_Aim of the exercise_.
Lines that include the string "photo" are the ones to copy from the entries below.

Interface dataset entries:
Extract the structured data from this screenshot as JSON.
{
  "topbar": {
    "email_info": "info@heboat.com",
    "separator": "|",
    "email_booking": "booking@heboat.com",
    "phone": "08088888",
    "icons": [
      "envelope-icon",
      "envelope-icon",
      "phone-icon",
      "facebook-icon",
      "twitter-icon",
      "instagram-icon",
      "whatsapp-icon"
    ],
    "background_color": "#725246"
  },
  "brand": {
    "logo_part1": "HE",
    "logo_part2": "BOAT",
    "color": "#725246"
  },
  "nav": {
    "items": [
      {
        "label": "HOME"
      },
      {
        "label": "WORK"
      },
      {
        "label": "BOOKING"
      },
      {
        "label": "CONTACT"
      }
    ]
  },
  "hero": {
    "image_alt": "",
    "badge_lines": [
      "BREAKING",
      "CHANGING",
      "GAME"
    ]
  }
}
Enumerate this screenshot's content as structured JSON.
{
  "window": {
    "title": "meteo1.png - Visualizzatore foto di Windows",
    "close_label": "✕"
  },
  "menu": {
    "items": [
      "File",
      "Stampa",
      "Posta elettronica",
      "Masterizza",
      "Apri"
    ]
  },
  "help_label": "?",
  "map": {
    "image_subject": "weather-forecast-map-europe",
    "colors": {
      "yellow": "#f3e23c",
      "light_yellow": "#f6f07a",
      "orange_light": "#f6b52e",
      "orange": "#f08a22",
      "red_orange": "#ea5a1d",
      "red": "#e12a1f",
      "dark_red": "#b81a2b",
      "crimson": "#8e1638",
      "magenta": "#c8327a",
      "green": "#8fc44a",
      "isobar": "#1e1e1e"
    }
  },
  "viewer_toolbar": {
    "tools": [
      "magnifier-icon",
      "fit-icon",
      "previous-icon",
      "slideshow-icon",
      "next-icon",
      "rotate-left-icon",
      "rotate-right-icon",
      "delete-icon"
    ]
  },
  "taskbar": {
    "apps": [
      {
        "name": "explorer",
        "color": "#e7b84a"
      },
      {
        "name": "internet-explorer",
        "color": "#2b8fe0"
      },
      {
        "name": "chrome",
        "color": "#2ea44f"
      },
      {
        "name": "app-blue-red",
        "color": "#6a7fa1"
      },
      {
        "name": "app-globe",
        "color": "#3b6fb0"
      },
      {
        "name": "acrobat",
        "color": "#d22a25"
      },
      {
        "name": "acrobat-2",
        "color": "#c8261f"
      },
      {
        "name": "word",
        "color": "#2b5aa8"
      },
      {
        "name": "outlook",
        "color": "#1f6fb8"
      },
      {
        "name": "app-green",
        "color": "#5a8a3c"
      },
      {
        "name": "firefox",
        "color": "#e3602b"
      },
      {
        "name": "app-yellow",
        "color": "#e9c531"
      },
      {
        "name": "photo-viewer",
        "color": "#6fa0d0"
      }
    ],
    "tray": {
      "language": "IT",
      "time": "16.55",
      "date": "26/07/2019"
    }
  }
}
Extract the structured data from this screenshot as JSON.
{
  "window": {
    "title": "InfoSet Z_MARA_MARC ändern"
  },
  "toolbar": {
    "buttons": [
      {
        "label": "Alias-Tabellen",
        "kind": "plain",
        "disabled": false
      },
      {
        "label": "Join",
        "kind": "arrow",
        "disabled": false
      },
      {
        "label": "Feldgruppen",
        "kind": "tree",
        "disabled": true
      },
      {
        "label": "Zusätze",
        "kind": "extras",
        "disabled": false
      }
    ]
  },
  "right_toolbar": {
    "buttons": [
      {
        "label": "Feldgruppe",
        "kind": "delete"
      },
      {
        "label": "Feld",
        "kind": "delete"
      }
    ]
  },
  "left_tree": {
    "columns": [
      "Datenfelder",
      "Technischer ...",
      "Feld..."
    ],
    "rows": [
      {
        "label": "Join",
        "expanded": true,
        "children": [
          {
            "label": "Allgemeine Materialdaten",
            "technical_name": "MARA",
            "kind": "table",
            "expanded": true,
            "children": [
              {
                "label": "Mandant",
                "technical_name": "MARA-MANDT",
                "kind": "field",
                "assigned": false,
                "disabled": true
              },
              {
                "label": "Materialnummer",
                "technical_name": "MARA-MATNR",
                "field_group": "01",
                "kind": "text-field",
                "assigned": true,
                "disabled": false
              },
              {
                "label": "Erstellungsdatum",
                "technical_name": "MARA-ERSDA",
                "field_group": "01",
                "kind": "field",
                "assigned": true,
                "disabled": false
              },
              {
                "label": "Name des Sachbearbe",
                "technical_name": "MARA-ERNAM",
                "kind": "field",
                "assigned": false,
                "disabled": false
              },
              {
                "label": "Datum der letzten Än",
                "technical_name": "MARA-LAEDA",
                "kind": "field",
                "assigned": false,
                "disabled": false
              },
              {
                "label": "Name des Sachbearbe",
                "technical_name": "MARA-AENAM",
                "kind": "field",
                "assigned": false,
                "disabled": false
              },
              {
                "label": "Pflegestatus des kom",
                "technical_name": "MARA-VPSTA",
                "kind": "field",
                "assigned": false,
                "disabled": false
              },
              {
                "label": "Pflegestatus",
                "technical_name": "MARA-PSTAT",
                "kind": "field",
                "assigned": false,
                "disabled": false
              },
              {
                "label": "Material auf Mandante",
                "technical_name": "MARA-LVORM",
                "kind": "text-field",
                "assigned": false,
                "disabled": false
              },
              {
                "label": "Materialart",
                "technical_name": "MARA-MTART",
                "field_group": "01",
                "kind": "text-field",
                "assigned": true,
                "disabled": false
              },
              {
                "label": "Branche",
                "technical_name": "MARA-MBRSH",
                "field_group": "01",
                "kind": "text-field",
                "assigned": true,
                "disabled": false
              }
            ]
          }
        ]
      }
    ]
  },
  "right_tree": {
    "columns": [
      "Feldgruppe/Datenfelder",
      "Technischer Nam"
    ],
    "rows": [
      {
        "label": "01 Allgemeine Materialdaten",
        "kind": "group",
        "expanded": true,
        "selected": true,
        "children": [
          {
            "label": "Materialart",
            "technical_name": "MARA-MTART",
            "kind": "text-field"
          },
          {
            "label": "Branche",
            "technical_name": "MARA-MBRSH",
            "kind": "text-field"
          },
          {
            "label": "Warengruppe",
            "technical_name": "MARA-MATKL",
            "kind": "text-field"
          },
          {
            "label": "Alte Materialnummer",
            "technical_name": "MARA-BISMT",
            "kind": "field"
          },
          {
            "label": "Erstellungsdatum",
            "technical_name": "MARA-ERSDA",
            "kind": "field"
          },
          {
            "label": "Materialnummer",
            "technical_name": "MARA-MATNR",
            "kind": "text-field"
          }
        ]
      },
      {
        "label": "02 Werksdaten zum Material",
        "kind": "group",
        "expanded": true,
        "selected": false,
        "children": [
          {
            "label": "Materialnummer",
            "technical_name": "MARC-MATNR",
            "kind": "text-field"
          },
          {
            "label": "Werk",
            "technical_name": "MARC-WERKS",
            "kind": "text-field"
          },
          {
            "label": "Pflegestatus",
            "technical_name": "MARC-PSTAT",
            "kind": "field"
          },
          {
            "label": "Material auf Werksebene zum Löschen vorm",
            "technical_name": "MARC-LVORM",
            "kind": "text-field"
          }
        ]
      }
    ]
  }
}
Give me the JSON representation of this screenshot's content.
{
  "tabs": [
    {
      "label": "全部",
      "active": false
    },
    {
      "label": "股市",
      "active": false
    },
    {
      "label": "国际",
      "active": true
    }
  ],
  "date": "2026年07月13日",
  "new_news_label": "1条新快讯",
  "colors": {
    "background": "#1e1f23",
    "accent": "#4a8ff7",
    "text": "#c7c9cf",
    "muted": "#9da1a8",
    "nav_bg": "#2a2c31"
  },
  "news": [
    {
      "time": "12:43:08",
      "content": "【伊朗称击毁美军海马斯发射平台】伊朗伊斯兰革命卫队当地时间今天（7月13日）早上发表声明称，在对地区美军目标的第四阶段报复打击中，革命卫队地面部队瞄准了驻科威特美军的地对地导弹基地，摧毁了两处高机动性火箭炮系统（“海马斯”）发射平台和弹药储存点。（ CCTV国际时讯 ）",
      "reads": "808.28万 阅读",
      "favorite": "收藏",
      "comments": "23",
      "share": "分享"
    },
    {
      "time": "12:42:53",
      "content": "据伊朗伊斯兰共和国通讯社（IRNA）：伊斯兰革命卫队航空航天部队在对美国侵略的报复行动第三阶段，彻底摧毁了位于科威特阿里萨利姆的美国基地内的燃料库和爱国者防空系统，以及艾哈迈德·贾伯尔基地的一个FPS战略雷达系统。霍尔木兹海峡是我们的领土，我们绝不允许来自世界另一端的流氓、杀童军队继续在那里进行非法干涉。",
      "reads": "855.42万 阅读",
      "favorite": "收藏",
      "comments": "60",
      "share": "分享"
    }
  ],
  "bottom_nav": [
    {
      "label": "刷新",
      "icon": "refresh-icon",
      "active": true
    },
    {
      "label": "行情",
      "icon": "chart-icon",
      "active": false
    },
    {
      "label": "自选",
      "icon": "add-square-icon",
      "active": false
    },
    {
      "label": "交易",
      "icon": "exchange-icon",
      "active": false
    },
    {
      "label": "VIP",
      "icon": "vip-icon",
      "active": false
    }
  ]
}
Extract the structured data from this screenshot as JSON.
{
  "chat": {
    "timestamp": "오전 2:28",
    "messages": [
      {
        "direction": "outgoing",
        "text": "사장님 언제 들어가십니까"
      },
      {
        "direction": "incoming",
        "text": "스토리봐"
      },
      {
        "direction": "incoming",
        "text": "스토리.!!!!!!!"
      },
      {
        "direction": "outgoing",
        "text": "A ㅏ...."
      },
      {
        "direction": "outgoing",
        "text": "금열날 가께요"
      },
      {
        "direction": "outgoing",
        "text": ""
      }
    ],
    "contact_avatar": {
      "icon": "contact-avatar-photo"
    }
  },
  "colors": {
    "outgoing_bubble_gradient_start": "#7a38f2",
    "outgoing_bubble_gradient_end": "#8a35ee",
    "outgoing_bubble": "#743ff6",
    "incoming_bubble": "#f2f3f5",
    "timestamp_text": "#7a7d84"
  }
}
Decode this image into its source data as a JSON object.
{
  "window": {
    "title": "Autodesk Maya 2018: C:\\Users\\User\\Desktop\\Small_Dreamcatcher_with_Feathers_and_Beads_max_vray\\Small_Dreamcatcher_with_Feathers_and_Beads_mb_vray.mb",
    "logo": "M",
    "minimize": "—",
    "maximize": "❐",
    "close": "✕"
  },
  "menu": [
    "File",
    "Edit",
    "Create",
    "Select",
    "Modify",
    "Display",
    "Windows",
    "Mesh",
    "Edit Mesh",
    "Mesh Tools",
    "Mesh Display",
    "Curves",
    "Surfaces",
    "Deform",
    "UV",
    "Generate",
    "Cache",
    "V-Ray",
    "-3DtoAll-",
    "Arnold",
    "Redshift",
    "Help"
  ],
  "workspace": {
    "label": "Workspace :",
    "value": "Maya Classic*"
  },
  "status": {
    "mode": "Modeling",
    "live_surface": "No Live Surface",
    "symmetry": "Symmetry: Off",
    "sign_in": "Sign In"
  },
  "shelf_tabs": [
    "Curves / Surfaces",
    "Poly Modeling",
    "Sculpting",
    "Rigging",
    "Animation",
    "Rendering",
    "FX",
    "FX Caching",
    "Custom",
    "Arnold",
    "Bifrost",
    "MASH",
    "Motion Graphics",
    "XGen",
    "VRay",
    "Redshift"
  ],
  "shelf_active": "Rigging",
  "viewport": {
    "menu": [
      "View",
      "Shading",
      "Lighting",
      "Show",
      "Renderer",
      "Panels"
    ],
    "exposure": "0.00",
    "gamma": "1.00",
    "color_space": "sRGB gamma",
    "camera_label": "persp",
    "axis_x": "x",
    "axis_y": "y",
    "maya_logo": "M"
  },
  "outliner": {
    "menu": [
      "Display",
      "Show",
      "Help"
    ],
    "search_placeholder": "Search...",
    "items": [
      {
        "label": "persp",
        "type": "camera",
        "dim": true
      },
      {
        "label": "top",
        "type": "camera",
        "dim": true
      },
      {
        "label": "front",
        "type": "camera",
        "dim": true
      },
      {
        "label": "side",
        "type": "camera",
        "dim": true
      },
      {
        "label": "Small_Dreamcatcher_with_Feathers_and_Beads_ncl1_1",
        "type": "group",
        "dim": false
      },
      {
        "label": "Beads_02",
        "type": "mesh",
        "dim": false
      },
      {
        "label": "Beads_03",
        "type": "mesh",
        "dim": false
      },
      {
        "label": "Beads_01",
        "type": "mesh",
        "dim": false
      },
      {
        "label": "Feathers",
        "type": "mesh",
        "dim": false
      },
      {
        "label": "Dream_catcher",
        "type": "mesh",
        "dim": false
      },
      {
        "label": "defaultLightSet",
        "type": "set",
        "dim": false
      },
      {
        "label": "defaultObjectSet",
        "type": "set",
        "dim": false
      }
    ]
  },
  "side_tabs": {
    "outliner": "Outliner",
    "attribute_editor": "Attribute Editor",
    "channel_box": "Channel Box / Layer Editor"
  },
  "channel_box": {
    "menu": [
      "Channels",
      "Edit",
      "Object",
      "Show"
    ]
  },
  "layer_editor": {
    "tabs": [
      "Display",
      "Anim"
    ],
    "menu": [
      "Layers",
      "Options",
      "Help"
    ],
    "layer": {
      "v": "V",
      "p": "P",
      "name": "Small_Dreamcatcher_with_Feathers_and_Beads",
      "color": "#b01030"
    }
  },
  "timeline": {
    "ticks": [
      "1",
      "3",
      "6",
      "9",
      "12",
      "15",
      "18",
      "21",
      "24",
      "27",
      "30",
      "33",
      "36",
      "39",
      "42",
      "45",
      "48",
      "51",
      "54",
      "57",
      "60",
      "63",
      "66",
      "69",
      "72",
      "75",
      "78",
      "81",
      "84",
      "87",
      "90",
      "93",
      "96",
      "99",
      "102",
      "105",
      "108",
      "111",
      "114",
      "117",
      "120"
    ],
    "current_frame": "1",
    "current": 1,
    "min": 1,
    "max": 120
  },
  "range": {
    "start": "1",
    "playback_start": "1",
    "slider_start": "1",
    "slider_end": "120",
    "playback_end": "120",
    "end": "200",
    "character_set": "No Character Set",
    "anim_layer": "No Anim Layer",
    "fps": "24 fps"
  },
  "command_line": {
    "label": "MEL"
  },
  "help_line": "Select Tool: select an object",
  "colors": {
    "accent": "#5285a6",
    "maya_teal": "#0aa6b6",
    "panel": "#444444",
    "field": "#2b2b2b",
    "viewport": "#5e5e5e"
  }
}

_Output below_.
        "name": "photo-viewer",
      "icon": "contact-avatar-photo"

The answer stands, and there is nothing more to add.